- _AIM OF THE TASK_
Return only the number of lines in the records below where the string "JSON" shows up.

- _Stored items_
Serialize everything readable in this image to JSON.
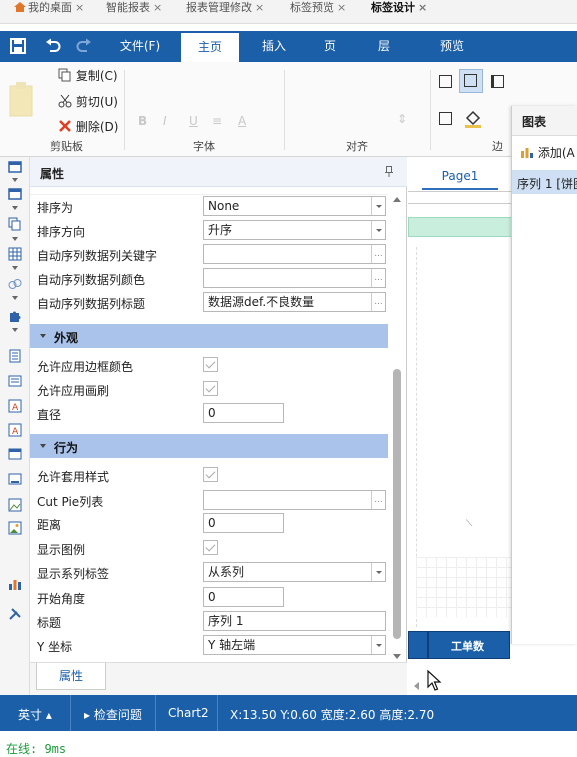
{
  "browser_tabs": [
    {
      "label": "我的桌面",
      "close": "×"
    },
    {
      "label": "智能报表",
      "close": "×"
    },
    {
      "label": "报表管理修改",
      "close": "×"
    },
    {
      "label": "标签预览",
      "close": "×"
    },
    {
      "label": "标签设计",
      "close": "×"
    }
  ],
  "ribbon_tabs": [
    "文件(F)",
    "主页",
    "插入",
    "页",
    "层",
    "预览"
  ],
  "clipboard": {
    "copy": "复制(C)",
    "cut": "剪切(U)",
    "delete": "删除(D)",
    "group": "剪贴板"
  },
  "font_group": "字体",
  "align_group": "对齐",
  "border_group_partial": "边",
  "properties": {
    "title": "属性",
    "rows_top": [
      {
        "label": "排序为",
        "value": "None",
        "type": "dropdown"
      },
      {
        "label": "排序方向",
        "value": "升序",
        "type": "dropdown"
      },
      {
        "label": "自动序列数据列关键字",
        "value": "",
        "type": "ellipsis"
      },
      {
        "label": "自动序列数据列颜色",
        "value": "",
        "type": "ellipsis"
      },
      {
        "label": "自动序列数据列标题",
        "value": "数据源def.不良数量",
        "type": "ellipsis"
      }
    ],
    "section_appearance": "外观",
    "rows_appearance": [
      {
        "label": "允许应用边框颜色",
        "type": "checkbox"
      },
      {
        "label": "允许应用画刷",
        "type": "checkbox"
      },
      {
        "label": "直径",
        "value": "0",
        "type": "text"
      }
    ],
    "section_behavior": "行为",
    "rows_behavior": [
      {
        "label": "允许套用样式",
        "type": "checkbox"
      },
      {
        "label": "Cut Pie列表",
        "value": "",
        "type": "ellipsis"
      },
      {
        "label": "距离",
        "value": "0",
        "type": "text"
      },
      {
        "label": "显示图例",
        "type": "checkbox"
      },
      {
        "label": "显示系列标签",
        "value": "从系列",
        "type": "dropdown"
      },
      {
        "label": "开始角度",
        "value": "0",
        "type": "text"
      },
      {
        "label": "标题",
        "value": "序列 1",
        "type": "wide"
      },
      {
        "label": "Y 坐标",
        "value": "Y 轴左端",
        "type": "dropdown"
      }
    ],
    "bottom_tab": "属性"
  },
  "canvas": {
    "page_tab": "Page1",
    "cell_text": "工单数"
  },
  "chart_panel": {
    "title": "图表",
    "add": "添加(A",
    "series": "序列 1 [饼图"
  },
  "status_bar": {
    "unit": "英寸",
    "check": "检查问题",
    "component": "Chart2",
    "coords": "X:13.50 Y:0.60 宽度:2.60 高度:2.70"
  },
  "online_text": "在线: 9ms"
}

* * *

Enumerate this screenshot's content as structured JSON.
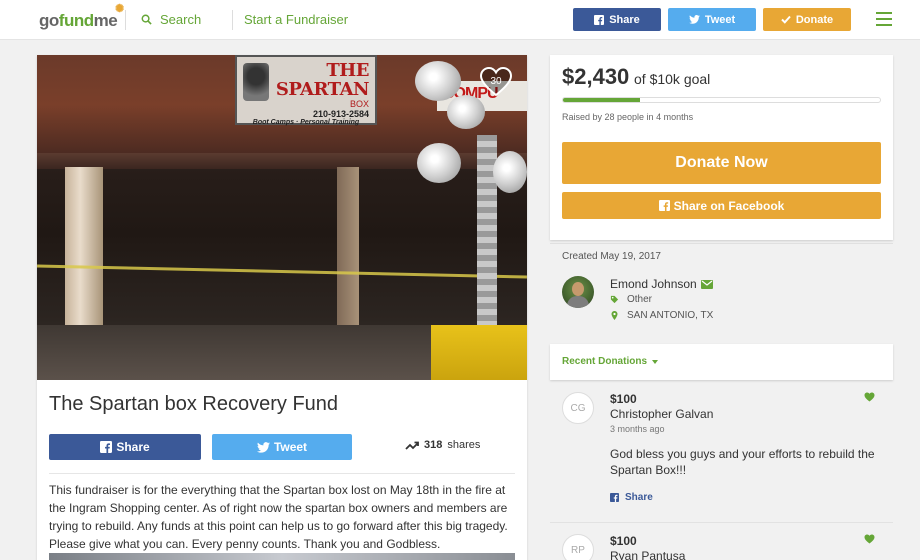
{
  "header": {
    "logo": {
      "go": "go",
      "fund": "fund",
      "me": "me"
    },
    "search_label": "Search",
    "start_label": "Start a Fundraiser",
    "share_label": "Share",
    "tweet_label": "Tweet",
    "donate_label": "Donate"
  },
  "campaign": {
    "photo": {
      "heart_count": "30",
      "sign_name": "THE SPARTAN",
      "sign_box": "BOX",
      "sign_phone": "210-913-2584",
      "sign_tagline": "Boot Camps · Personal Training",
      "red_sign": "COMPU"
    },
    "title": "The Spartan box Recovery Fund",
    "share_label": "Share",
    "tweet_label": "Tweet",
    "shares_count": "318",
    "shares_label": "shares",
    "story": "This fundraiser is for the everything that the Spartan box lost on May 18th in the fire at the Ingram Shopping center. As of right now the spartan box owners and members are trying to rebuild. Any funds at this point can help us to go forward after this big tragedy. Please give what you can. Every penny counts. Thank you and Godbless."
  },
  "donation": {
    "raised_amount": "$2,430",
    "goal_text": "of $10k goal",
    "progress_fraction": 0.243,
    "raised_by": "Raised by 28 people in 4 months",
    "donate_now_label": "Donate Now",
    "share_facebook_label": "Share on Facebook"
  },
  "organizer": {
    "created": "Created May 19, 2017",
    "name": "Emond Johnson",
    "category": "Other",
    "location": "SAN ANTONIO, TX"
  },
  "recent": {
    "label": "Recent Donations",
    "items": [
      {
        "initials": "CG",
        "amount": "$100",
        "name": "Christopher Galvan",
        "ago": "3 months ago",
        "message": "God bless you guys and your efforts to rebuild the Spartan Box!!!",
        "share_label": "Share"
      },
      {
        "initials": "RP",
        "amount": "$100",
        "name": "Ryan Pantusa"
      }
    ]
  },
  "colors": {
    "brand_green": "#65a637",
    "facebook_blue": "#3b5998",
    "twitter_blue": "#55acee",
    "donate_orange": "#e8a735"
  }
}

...

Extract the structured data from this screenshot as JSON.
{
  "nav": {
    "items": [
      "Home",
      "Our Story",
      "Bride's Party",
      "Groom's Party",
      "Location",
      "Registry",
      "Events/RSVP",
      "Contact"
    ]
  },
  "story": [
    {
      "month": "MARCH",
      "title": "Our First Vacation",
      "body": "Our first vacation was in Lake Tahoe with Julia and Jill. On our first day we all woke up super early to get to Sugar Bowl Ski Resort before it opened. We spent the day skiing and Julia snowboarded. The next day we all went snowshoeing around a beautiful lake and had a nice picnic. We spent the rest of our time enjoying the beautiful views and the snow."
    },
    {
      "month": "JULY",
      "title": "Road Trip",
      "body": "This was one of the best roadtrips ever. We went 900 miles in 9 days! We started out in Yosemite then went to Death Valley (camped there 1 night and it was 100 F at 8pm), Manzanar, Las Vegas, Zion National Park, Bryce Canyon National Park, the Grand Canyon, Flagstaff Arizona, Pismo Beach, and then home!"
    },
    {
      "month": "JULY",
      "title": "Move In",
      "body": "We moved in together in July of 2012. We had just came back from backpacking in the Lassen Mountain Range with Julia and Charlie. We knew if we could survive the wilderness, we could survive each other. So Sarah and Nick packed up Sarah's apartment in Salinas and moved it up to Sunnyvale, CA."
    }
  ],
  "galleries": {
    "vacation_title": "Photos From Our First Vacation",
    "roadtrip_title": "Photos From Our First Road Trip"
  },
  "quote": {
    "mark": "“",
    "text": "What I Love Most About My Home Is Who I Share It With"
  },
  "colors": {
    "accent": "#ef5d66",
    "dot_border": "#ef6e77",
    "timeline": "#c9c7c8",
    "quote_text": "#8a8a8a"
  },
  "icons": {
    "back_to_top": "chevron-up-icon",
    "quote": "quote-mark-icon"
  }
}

- _SOLUTION BELOW_
3